We spent some time on the North Shore on Sunday and it was surprisingly pleasant. It’s a surprise as I hadn’t considered a beach visit during any time other than the summer. It’s a bit like beaches cease to exist once the cold comes – except in Thailand of course, where the beaches become more enjoyable and exist all year round.
My son’s interest in becoming a Youtube star has waned, he blames the fact that we don’t have our old iMac here, but I suspect it’s just part of his changing interests
I think it was my son who tried to fill out “Choir” on our fridge whiteboard. The latin alphabet and their connections to phonic sounds is still taking root, but I’m certain he will be speaking and writing like a local in no time flat.
For kids, putting these events on a physical representation of a schedule, and at eye level, seems to serve as a better reminder of the weeks activities than my preferred method of putting it all in a shared Cal. I’m debating whether to teach them how to manage their time using digital or analog tools; daytimer or iCal/reminders/etc. I’m leaning to the analog.
Last week not only marked the first day of Canadian school for my kids but also the first time they have had the opportunity to ride a school bus. In the days since, all seems to have gone well, with the biggest complications being that the girls that my daughter has met “only seem to only talk about their looks”, and the fact that everyone plays Fortnight and my son doesn’t. I think we can live with challenges like that.
Camren participated in band camp this past week for fun, and as a means to get a start on playing trumpet in the band program in the fall. His motivation for playing trumpet may have been in part due to my own long history with the instrument.
If the amount of students who participated is any indication, the band program is thriving on Prince Edward Island. Fantastic. The benefits of music education are apparent, and of all the places I have visited PEI would appear to have one the more successful programs. Too often music education is positioned as an extracurricular, at a high cost, forcing parents to make hard choices based on their available resources. More often than not, this results in many children missing out on this valuable experience. In Taiwan in particular, music education is expensive, and often neglected after elementary school, in favour of language or math. It’s a shame but I’m so happy that my son can take advantage of this opportunity, like I did when I was his age, while we live here on the Island.

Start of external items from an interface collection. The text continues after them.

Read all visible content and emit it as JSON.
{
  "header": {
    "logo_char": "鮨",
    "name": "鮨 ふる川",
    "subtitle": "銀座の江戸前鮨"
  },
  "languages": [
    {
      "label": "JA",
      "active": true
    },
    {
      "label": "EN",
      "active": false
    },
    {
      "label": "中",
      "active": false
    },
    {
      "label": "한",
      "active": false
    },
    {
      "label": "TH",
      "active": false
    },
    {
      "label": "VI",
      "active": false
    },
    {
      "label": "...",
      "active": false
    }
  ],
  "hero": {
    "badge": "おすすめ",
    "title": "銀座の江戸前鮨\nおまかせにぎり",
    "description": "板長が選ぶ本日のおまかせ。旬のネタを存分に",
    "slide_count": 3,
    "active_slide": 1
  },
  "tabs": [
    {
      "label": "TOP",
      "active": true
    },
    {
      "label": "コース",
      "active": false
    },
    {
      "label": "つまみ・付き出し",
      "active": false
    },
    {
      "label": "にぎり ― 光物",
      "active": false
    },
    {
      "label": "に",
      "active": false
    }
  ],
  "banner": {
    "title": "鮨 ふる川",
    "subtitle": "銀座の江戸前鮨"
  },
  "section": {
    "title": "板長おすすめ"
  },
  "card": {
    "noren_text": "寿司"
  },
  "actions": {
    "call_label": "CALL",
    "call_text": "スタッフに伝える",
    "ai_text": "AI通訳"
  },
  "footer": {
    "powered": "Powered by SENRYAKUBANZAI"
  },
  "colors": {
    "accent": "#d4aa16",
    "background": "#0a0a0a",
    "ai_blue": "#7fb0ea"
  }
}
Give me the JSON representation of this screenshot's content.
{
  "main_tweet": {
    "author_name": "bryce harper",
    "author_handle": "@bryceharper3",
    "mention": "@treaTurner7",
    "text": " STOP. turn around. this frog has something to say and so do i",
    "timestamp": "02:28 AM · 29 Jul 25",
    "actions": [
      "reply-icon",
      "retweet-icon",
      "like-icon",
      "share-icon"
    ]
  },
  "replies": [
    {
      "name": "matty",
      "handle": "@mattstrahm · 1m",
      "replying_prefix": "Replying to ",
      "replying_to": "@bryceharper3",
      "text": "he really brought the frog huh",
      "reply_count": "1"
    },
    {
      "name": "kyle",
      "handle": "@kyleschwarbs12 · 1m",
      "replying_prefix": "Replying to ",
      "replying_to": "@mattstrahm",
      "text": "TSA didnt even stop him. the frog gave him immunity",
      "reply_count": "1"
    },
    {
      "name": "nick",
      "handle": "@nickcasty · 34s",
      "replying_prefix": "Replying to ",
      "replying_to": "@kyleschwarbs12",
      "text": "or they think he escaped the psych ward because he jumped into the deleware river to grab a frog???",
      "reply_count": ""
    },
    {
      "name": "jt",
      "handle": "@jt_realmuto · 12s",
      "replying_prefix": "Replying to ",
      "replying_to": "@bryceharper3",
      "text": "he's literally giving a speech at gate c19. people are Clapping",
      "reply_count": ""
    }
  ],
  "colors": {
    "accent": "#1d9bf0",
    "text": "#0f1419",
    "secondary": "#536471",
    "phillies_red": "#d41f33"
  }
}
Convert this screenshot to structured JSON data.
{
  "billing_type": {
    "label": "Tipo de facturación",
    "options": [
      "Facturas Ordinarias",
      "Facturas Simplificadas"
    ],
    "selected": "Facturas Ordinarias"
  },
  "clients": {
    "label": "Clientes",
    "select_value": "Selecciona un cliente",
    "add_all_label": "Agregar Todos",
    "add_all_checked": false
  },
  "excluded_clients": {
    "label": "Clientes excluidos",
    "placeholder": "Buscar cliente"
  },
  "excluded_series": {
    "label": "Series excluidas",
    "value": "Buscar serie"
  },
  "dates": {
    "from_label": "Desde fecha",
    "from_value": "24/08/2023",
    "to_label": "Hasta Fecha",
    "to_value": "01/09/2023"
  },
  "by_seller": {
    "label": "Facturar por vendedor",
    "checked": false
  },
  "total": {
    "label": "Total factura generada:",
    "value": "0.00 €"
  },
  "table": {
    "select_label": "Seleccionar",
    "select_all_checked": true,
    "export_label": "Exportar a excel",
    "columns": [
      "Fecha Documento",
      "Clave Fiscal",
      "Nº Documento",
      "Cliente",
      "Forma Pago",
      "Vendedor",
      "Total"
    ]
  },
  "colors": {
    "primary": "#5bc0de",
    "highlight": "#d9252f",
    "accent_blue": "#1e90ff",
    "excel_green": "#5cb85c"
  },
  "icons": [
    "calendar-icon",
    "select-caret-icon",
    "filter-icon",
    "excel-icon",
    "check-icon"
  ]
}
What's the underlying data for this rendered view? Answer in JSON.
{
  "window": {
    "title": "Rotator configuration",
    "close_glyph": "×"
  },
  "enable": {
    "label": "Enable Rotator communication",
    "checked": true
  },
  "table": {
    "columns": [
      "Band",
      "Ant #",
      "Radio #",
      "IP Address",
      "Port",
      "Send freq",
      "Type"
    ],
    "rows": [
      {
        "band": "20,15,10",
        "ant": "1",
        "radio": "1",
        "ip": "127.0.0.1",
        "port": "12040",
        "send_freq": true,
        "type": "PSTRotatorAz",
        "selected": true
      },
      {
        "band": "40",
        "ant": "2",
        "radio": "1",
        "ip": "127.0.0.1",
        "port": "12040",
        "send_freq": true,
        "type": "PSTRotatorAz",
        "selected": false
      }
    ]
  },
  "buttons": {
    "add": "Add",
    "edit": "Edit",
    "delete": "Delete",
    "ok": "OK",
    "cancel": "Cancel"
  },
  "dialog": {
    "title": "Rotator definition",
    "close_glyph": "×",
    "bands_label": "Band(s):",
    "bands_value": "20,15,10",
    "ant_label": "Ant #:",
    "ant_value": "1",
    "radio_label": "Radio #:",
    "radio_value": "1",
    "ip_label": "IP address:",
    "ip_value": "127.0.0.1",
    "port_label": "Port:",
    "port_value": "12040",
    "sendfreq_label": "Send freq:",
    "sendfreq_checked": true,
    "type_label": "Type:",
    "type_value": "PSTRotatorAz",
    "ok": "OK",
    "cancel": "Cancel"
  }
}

Look at all these wonderful trumpets:
Last Friday early morning I took my wife Sheryl to the airport so that she could begin her long journey back to Taiwan. That marked the start of what should be a challenging, and I hope rewarding, year here on Prince Edward Island. For all practical purposes I am now an unemployed single parent of two kids.
We’ve been planning this move for years now; saving money, taking on new responsibilities, and making time for experiences that we had procrastinated on. But as my early morning inspiration Jocko Willink has said, the best laid plans don’t survive contact with the enemy, so in the end in order to make this plan a reality, one of us had to stay behind working (we made the move realizing that I likely would never work in a job in Prince Edward Island like I had in Taiwan or China). I could have gone back to China, but there are few jobs as stable as my wife’s, so she volunteered.
We have experience living apart from my year in China, but I was home frequently, just a 90 minute flight away, so this will be very different. We won’t see her but twice this coming year.
So far, other than some boredom on the kids part, something I hope will disappear when school starts, everything seems to be going fine. They are experiencing some culture shock and some communication issues, as am I. It will be a good chance for them to learn some independence, something lacking in their lives in Taiwan, and I can be assured that they will survive, if not thrive, no matter how many mistakes I make.